:: EXERCISE PROMPT ::
Would you print each of the entries below precisely as given?

:: RECORD SET ::
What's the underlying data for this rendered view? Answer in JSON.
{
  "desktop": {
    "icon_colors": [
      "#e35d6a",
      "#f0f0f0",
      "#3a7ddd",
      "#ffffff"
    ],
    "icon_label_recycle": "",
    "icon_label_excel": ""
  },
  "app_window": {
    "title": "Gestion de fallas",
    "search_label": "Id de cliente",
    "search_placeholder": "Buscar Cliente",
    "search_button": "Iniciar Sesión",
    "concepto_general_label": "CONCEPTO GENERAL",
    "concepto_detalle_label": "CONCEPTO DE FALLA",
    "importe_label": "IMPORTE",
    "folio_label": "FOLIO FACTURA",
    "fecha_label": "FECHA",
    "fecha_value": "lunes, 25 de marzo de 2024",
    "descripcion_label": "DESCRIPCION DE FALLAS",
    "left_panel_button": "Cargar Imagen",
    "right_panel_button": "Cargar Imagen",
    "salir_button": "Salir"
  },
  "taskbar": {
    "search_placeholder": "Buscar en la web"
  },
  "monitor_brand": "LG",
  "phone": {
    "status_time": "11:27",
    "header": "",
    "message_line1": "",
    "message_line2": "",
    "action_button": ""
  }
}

:: OUTPUT FOR THIS TASK ::
What's the underlying data for this rendered view? Answer in JSON.
{
  "desktop": {
    "icon_colors": [
      "#e35d6a",
      "#f0f0f0",
      "#3a7ddd",
      "#ffffff"
    ],
    "icon_label_recycle": "",
    "icon_label_excel": ""
  },
  "app_window": {
    "title": "Gestion de fallas",
    "search_label": "Id de cliente",
    "search_placeholder": "Buscar Cliente",
    "search_button": "Iniciar Sesión",
    "concepto_general_label": "CONCEPTO GENERAL",
    "concepto_detalle_label": "CONCEPTO DE FALLA",
    "importe_label": "IMPORTE",
    "folio_label": "FOLIO FACTURA",
    "fecha_label": "FECHA",
    "fecha_value": "lunes, 25 de marzo de 2024",
    "descripcion_label": "DESCRIPCION DE FALLAS",
    "left_panel_button": "Cargar Imagen",
    "right_panel_button": "Cargar Imagen",
    "salir_button": "Salir"
  },
  "taskbar": {
    "search_placeholder": "Buscar en la web"
  },
  "monitor_brand": "LG",
  "phone": {
    "status_time": "11:27",
    "header": "",
    "message_line1": "",
    "message_line2": "",
    "action_button": ""
  }
}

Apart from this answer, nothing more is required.